I look forward to your crowded gyms and icy-cold mornings.
You’re short on daylight, but we are past the winter solstice, so we can count on you for a few extra minutes of sun each day. Yippee. That warms my heart, even if my hands will still be cold.
Yet, if I’m being honest, those dark-before-we-get-off-work evenings aren’t really that bad. The frigid winter winds chase me home, where I curl up under my Snuggie to binge-watch Grey’s Anatomy or cozy up with my Kindle in my quest to reread all of Toni Morrison’s novels. I’m almost finished Song of Solomon.
“January is a time of to rethink and relink,” said Pax Tandon, the Philadelphia-based author of Mindfulness Matters. “The holidays are a time when you are doing so much, your energy becomes eroded. It takes us away from self-care. We are so outwardly focused, we aren’t doing what we need to do to stay balanced. We can’t be in service of the world if we are not in service to ourselves.”
So yes, January, as long as the wine fridge is stocked, bring on the surprise snow day. Or two. Why? Because even with your whiteout snowstorms and deep car dig-outs, your arrival brings the calm. All that fa, la, la, la, la is safely over, at least for the next 11 months.
The end of the never-ending Hallmark Christmas movie season isn’t the only reason why I can’t wait for Jan. 1. To me, a new year means a new apartment lease and that my car insurance is paid through the next six months. After the settling of Christmas debts, my money is mine again: to better budget, to save, or to plan a slamming vacation with. Perhaps I’ll take that writing retreat. Or practice yoga in Cozumel while visiting the ruins in Tulum. Why not? My vacation time has not yet been spoken for.
This, January, is why I love you. Who doesn’t love breaking in the spine of a new planner? The months are empty. Birthday parties have yet to be planned. Hair appointments haven’t yet been scheduled. I haven’t agreed to attend a networking event or speak to a class. Will I use ink or pencil? Last year I was a sucker for stickers. I’ll use them again. While I’m at it, I’ll create a new vision board. This isn’t just the start of a new year, it’s the start of a new decade.
The 2020s will be for dream-building. I’m claiming it now.
But I’m no fool, January. You do arrive with lists and restrictions and resolutions. How will I ever lose that 10 pounds? It’s become trendy to get through you dry — as in no wine at all. What’s there to look forward to, asks a girlfriend of mine as we drag our galoshes through the sooty slush, wishing the first day of March wasn’t a whole two months away.
My answer: I look forward to me. After a solid month and a half of helping everyone and fixing everything, January is when I take the space that I need instead of cramming my needs into the space that’s available. This year, however, I refuse to fall back into the same old patterns that find me overwhelmed and overcommitted before Valentine’s Day. How will I do this?
Here are a few expert tips for learning to love January and making the most of it.
“Writing things down makes things more concrete,” says life coach LaVerne Adams.
The saying goes, “A goal not written down is merely a wish.” This year, I’ll write down my goals and also the actionable steps that will make them happen.

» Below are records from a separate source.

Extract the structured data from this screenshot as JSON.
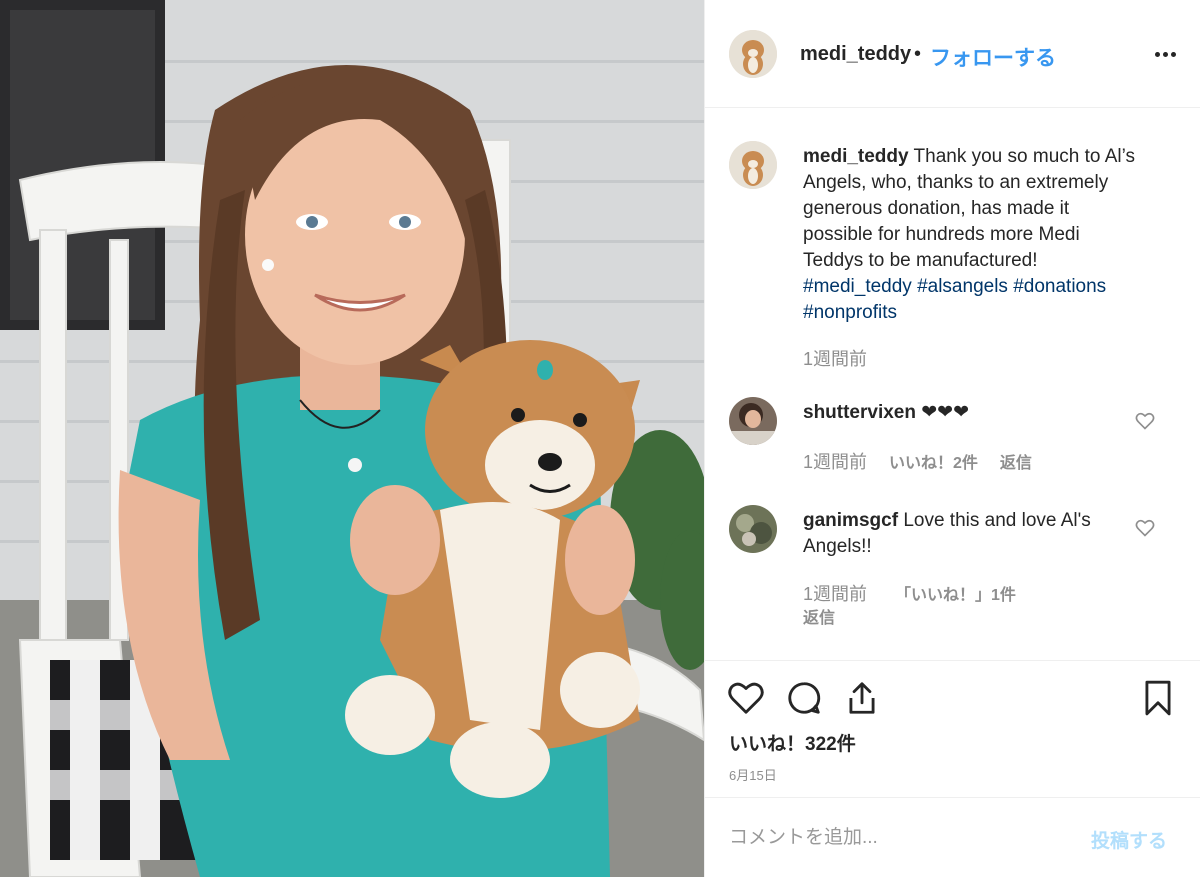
{
  "post": {
    "username": "medi_teddy",
    "separator": "•",
    "follow_label": "フォローする",
    "more_icon": "more-options-icon"
  },
  "caption": {
    "username": "medi_teddy",
    "text": "Thank you so much to Al’s Angels, who, thanks to an extremely generous donation, has made it possible for hundreds more Medi Teddys to be manufactured!",
    "hashtags": [
      "#medi_teddy",
      "#alsangels",
      "#donations",
      "#nonprofits"
    ],
    "time": "1週間前"
  },
  "comments": [
    {
      "username": "shuttervixen",
      "text": "❤❤❤",
      "time": "1週間前",
      "likes": "いいね！2件",
      "reply": "返信"
    },
    {
      "username": "ganimsgcf",
      "text": "Love this and love Al's Angels!!",
      "time": "1週間前",
      "likes": "「いいね！」1件",
      "reply": "返信"
    }
  ],
  "actions": {
    "icons": [
      "heart-icon",
      "comment-icon",
      "share-icon",
      "bookmark-icon"
    ],
    "likes_count": "いいね！322件",
    "date": "6月15日"
  },
  "add_comment": {
    "placeholder": "コメントを追加...",
    "post_label": "投稿する"
  },
  "colors": {
    "accent": "#3897f0",
    "hashtag": "#003569",
    "muted": "#8e8e8e",
    "post_disabled": "#b2dffc"
  }
}
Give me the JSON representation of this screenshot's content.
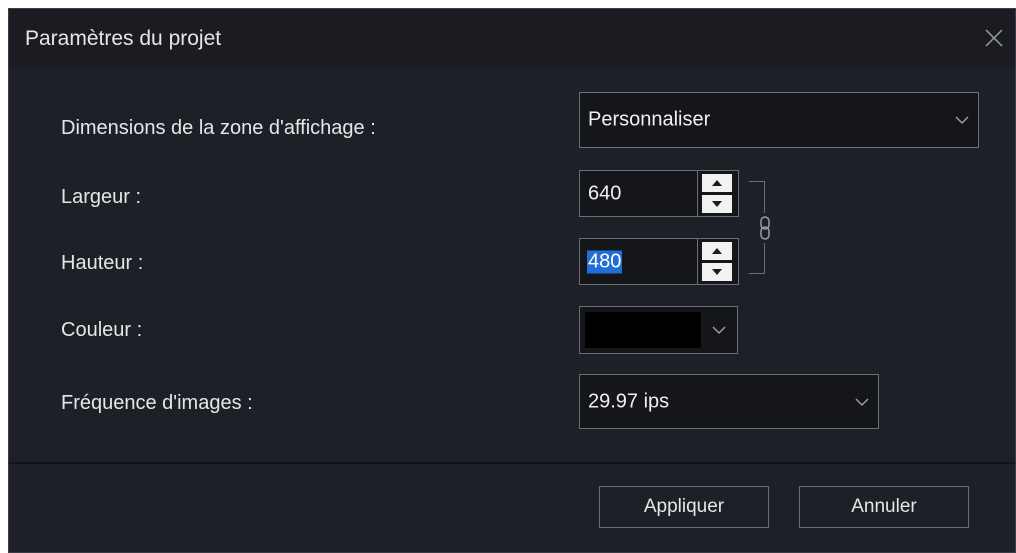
{
  "dialog": {
    "title": "Paramètres du projet",
    "close_icon": "close-icon"
  },
  "fields": {
    "display_area_label": "Dimensions de la zone d'affichage :",
    "display_area_value": "Personnaliser",
    "width_label": "Largeur :",
    "width_value": "640",
    "height_label": "Hauteur :",
    "height_value": "480",
    "color_label": "Couleur :",
    "color_value": "#000000",
    "framerate_label": "Fréquence d'images :",
    "framerate_value": "29.97 ips",
    "link_icon": "chain-link-icon"
  },
  "buttons": {
    "apply_label": "Appliquer",
    "cancel_label": "Annuler"
  },
  "colors": {
    "background": "#1e2027",
    "titlebar": "#1a1c21",
    "selection": "#1f6fd6"
  }
}
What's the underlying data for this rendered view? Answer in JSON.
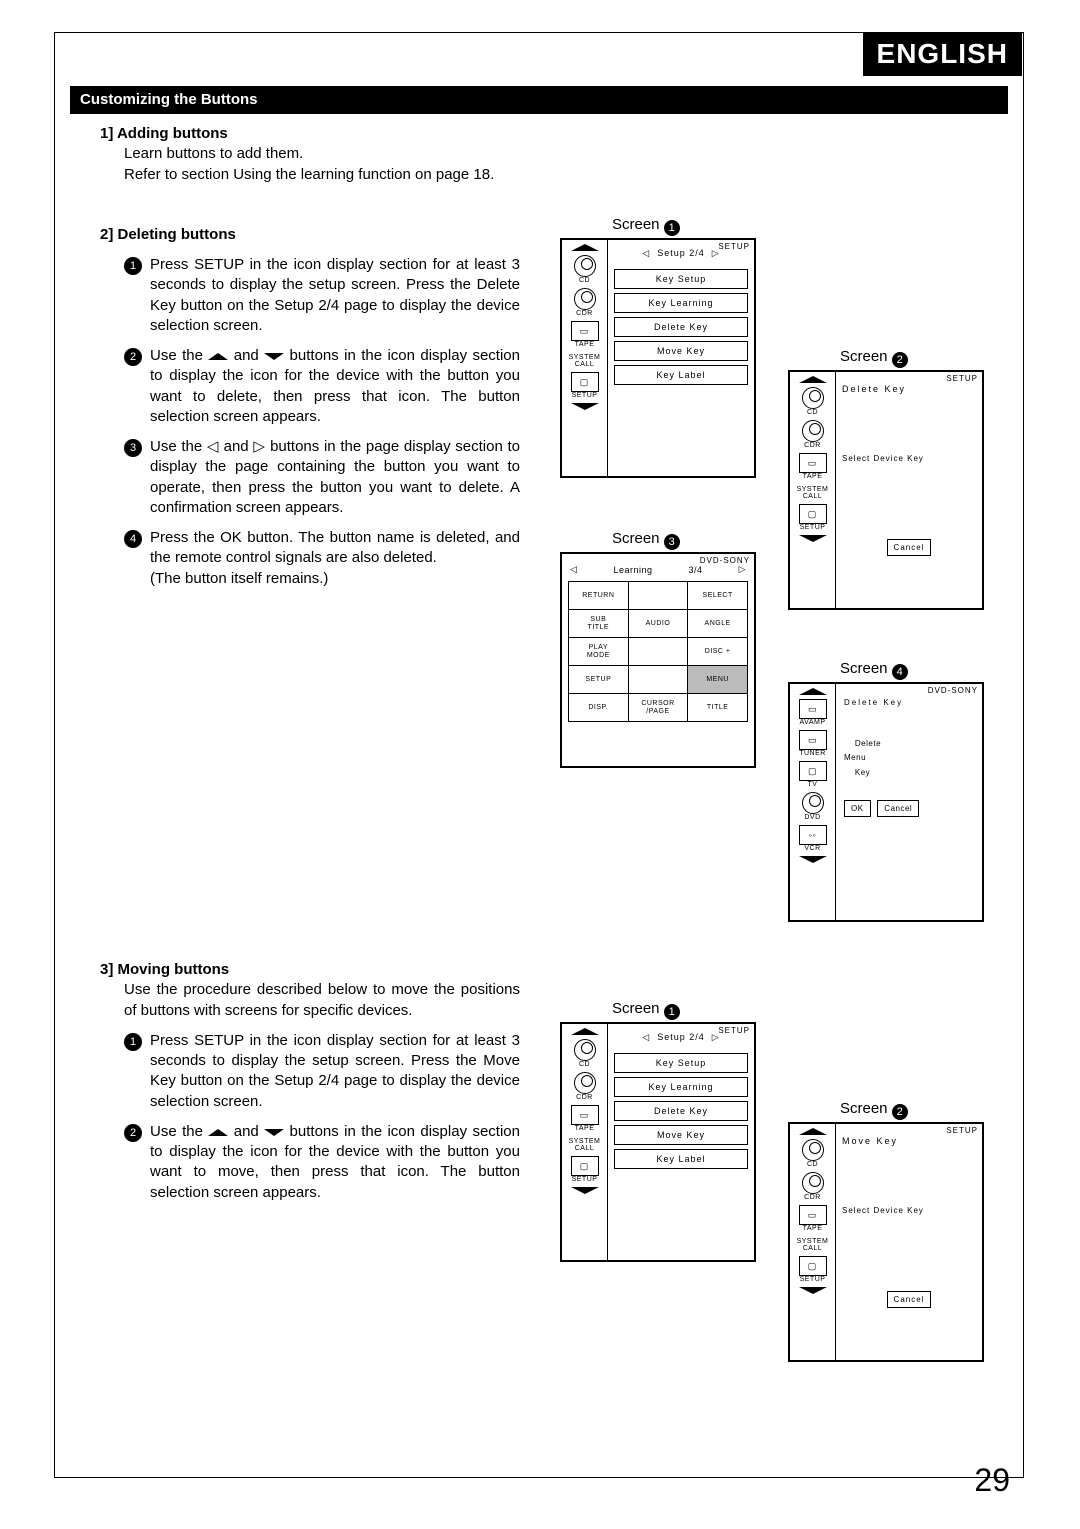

At the beginning of each month, I’ll break my goal down into manageable tasks and try to schedule time throughout the week and month.
Sure it sounds fun to go out with the girls to Restaurant Week or shopping or even to that new workout class. But is this really something that I will want to do when 5 p.m. on Thursday rolls around? I’m going to avoid getting overwhelmed by starting at no, and taking the time to figure out if I really want to say “yes.”
“Who do you want to be?" Tandon counseled. “What do you want your life to look like? It’s a good opportunity to change the optics. And if this activity doesn’t fit into your life vision, then really think hard about committing to it.”
Everyone I know seems to be craving a digital detox of some sort. Why? Because social media is a serious time-suck that takes you away from what you’d really like to get done, whether that’s writing that business plan or learning a new language. And why start the year by comparing yourself to others? “I’m going to start skipping Instagram and instead read 15 minutes in the morning. That will be my new norm in 2020,” says Mindie Barnett, motivational speaker and author of Intermission: How Fervor, Friendships and Faith Took Me to the Second Act.